▶ Task prompt: The answer must be the full listing, word for word, with no pictures in it.
Records to process Start Marker
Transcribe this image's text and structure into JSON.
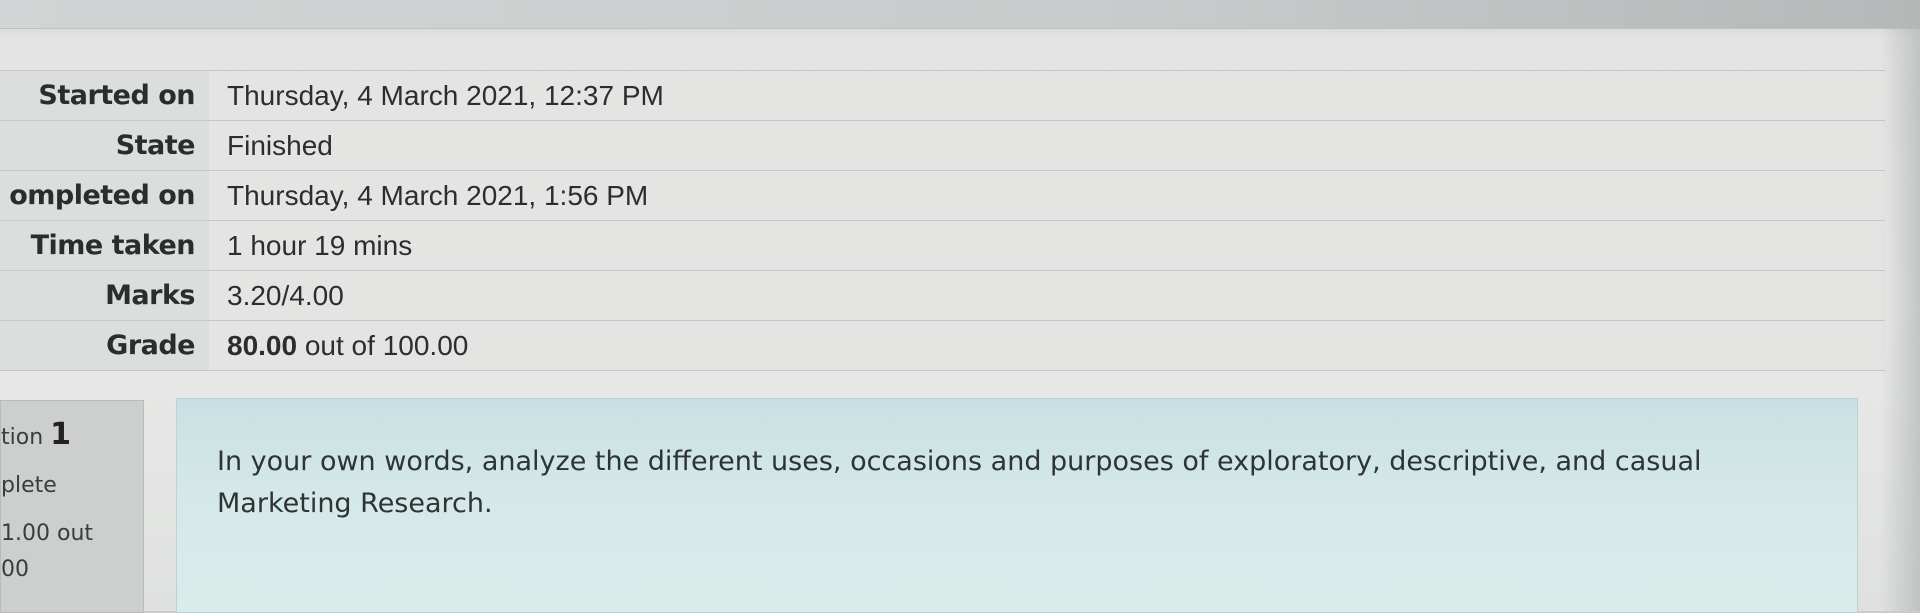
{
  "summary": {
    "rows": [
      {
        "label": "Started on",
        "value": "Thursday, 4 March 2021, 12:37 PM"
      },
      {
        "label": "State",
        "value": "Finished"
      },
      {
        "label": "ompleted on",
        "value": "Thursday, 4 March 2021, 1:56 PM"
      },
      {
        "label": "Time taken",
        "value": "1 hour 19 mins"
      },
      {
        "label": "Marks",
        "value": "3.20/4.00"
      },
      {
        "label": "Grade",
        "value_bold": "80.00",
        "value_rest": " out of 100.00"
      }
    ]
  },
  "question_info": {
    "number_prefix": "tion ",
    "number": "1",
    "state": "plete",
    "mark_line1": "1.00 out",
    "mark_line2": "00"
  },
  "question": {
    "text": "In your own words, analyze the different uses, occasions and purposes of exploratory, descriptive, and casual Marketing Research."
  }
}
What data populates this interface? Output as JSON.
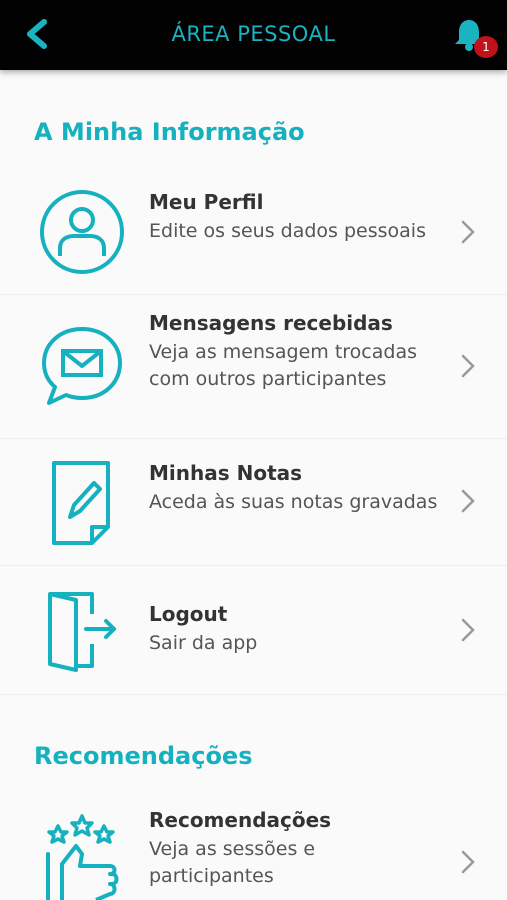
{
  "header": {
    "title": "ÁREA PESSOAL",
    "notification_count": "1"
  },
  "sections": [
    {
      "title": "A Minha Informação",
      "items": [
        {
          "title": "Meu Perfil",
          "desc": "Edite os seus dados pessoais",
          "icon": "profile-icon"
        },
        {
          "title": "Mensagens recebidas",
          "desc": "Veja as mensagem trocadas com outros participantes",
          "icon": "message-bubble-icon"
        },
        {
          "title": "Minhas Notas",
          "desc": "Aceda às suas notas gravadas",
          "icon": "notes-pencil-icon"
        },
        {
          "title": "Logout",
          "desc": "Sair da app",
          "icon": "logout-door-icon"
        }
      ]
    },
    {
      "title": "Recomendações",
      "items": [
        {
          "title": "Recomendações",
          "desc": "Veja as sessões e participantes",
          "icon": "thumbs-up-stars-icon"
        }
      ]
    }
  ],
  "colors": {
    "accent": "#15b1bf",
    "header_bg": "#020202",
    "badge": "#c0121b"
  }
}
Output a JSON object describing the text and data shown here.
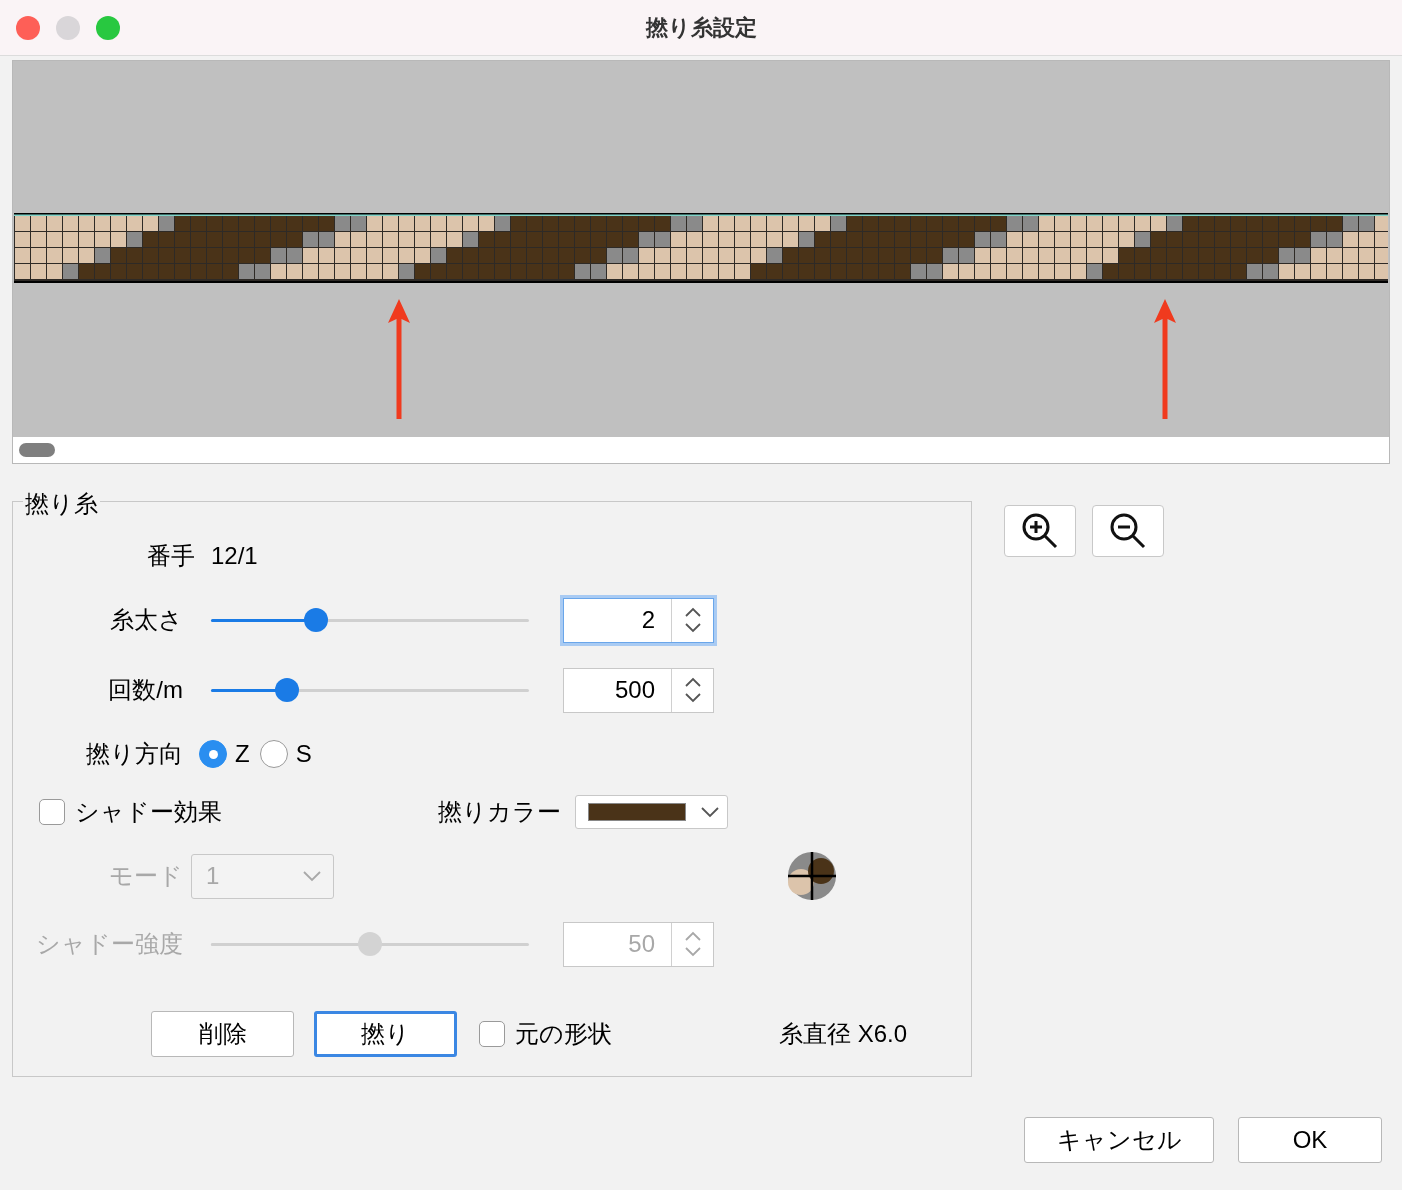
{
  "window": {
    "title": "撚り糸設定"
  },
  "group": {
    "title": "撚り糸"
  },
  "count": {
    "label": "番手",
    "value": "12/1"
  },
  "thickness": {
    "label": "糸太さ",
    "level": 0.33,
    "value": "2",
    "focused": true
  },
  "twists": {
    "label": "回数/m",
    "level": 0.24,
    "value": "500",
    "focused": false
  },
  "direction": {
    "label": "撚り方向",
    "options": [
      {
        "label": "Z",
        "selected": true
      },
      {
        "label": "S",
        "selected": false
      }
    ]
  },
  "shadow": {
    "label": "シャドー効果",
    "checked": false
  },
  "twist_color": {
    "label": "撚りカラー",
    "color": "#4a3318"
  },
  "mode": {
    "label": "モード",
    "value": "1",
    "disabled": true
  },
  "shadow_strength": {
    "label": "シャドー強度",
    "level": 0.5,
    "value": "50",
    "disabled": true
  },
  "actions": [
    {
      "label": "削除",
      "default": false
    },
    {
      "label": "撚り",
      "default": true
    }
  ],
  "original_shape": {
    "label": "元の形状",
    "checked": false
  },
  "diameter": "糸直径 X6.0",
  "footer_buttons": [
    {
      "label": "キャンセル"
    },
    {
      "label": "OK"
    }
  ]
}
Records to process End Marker
▶ Answer to this exercise:
Transcribe this image's text and structure into JSON.
{
  "summary": {
    "rows": [
      {
        "label": "Started on",
        "value": "Thursday, 4 March 2021, 12:37 PM"
      },
      {
        "label": "State",
        "value": "Finished"
      },
      {
        "label": "ompleted on",
        "value": "Thursday, 4 March 2021, 1:56 PM"
      },
      {
        "label": "Time taken",
        "value": "1 hour 19 mins"
      },
      {
        "label": "Marks",
        "value": "3.20/4.00"
      },
      {
        "label": "Grade",
        "value_bold": "80.00",
        "value_rest": " out of 100.00"
      }
    ]
  },
  "question_info": {
    "number_prefix": "tion ",
    "number": "1",
    "state": "plete",
    "mark_line1": "1.00 out",
    "mark_line2": "00"
  },
  "question": {
    "text": "In your own words, analyze the different uses, occasions and purposes of exploratory, descriptive, and casual Marketing Research."
  }
}
What data populates this interface? Output as JSON.
{
  "header": {
    "title": "ÁREA PESSOAL",
    "notification_count": "1"
  },
  "sections": [
    {
      "title": "A Minha Informação",
      "items": [
        {
          "title": "Meu Perfil",
          "desc": "Edite os seus dados pessoais",
          "icon": "profile-icon"
        },
        {
          "title": "Mensagens recebidas",
          "desc": "Veja as mensagem trocadas com outros participantes",
          "icon": "message-bubble-icon"
        },
        {
          "title": "Minhas Notas",
          "desc": "Aceda às suas notas gravadas",
          "icon": "notes-pencil-icon"
        },
        {
          "title": "Logout",
          "desc": "Sair da app",
          "icon": "logout-door-icon"
        }
      ]
    },
    {
      "title": "Recomendações",
      "items": [
        {
          "title": "Recomendações",
          "desc": "Veja as sessões e participantes",
          "icon": "thumbs-up-stars-icon"
        }
      ]
    }
  ],
  "colors": {
    "accent": "#15b1bf",
    "header_bg": "#020202",
    "badge": "#c0121b"
  }
}
Output a JSON object describing the text and data shown here.
{
  "window": {
    "title": "撚り糸設定"
  },
  "group": {
    "title": "撚り糸"
  },
  "count": {
    "label": "番手",
    "value": "12/1"
  },
  "thickness": {
    "label": "糸太さ",
    "level": 0.33,
    "value": "2",
    "focused": true
  },
  "twists": {
    "label": "回数/m",
    "level": 0.24,
    "value": "500",
    "focused": false
  },
  "direction": {
    "label": "撚り方向",
    "options": [
      {
        "label": "Z",
        "selected": true
      },
      {
        "label": "S",
        "selected": false
      }
    ]
  },
  "shadow": {
    "label": "シャドー効果",
    "checked": false
  },
  "twist_color": {
    "label": "撚りカラー",
    "color": "#4a3318"
  },
  "mode": {
    "label": "モード",
    "value": "1",
    "disabled": true
  },
  "shadow_strength": {
    "label": "シャドー強度",
    "level": 0.5,
    "value": "50",
    "disabled": true
  },
  "actions": [
    {
      "label": "削除",
      "default": false
    },
    {
      "label": "撚り",
      "default": true
    }
  ],
  "original_shape": {
    "label": "元の形状",
    "checked": false
  },
  "diameter": "糸直径 X6.0",
  "footer_buttons": [
    {
      "label": "キャンセル"
    },
    {
      "label": "OK"
    }
  ]
}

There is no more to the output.